Historians tend to view Napoleon with a friendly eye, despite the millions killed or died as a result of his wars.
that wikipedia article doesn't mention the casualties in Egypt...and most of the articles that mention deaths only count the military mortality, not those of the Bedouin guerillas or the civilians in Cairo who rioted against the French.
trying to find the civilian mortality is alas hard to find: And as this article notes, there had been plagues and famines before the invasion, and clashes between the local Mamluk and the Ottoman empire..
The invasion should have been welcomed, but they treated the locals like dirt, so the power vacuum was filled by the local religious leaders.
and then there was the British navy destroying their supplies.

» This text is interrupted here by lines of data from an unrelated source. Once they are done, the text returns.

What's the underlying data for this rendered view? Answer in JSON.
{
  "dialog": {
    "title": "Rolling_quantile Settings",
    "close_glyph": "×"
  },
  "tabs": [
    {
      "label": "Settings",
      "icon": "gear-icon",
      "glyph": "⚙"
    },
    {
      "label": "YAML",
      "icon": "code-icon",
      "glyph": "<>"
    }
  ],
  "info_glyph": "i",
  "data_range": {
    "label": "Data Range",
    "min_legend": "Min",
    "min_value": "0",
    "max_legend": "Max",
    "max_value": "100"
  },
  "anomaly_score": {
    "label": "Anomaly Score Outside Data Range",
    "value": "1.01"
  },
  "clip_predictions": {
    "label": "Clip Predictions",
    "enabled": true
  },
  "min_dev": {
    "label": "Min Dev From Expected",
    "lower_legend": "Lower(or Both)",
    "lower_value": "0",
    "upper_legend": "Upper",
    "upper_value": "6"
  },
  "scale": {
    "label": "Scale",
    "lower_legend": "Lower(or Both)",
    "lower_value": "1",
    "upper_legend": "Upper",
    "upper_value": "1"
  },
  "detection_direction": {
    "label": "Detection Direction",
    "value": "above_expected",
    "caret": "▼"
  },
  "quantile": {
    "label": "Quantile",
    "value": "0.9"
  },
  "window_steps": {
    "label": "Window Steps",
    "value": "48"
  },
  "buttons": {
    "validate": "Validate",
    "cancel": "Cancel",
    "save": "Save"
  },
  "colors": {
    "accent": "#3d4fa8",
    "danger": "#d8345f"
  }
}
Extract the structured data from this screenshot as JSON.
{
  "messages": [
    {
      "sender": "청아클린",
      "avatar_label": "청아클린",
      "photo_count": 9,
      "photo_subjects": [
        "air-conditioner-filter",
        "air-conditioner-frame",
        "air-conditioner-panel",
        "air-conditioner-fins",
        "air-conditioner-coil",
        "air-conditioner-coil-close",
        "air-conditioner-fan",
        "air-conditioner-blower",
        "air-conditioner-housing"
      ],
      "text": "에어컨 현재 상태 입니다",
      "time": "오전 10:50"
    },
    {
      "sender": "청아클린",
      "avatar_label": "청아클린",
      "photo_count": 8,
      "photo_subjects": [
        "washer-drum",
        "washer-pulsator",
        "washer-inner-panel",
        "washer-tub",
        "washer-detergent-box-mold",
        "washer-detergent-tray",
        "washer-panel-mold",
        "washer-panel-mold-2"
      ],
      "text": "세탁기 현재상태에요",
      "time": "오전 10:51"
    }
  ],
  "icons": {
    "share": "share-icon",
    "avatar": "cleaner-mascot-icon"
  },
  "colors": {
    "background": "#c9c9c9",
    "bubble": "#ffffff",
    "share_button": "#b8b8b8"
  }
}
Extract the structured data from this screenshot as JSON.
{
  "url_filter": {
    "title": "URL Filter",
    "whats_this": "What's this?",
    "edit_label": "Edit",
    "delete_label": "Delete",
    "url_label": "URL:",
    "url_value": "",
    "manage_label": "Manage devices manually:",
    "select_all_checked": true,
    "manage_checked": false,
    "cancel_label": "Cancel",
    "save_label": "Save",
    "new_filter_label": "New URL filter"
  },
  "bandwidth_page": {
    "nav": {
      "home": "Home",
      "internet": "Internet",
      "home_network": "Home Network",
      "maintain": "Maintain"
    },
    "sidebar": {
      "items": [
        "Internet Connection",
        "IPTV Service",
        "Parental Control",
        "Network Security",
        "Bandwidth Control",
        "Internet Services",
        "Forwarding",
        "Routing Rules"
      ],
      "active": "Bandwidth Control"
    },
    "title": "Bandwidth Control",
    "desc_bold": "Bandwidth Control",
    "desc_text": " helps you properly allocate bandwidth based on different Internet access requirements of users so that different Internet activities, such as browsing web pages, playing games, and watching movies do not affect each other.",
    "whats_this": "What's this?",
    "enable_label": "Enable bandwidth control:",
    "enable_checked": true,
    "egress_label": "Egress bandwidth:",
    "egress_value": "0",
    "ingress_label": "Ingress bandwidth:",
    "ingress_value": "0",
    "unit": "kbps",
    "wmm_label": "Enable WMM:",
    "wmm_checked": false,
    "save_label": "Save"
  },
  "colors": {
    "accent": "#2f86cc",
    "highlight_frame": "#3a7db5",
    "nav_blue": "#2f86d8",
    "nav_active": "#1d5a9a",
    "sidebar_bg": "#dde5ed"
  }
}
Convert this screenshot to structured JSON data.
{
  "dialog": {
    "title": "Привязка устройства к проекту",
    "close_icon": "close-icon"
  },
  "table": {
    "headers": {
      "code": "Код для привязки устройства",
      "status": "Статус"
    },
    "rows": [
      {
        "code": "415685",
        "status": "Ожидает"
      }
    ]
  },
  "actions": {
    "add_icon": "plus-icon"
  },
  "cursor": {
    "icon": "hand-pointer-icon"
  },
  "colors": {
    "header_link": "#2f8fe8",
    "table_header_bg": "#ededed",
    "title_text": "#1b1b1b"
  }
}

On August 1, 1798, the British fleet under Lord Nelson annihilated the French ships as they lay at anchor at Abu Qir, thus isolating Napoleon's forces in Egypt. On September 11, Sultan Selim III declared war on France. On October 21, the people of Cairo rioted against the French, whom they regarded as occupying strangers, not as liberators. The rebellion had a religious as well as a national character and centered around Al Azhar mosque. Its leaders were the ulama, religiously trained scholars, whom Napoleon had tried to woo to the French side. During this period, the populace began to regard the ulama not only as moral but also as political leaders. To forestall an Ottoman invasion, Napoleon invaded Syria, but, unable to take Acre in Palestine, his forces retreated on May 20, 1799.
so where does Pasha come in? Long complicated article about his life here on his wikipedia page.
The Ottomans had been shocked by Bonaparte's invasion of Egypt, and were "spared further military embarrassment" by al-Jazzar's successful defense of Acre, according to historian Bruce Masters. His Muslim and Christian contemporaries both regarded his victory over the French Army as his greatest achievement. Al-Jazzar's victory significantly boosted his prestige. Mass celebrations in Damascus and Aleppo followed his victory, and al-Jazzar became "the defender of the faith" in Muslim public opinion, while being credited by European observers as among the few to have defeated Bonaparte.
there was also a Russian Turkish war going on in the early 1800's that sort of gets overlooked in the "Napoleon only" histories of the time.
that war was settled in time for the Russians to use their army to defeat Napoleon.
and the Russian/Ottoman wars (except for the Crimean war) are usually overlooked in the history books written by western Europeans, but are remembered by those in Eastern Europe... the hated Ottoman occupation of those countries are part of the backstory of why some Eastern European countries won't take Muslim "refugees", why Russia is helping out Syria, and of course, why the Serbs hated the Bosnians during the civil war in the former Yugoslavia.
This year (2012) is the 200th anniversary of Napoleon’s fateful invasion of Russia. No doubt much will be written about the 1812 campaign this year with vivid pictures of the terrible retreat from Moscow etc. 1812 is also the 200th anniversary of the Treaty of Bucharest that ended the Russo-Turkish War that had been raging intermittently since 1806. This treaty meant that Russian troops were free to join the main Russian armies facing Napoleon. Perhaps equally important they gained the services of Mikhail Kutuzov who was the Russian commander in the south.
these links are for my further reading, since I know little about this area.
LINK1 is a paraphrase of Professor Bulliet's history of the Ottoman/Middle East at that time, and one of his lectures is here:
link2 lecture on the Great Game...
when you read about the mess in Syria and the Middle East, remember that it's not new: Indeed, the mess goes back to the Bronze age (battle of Meggido anyone?)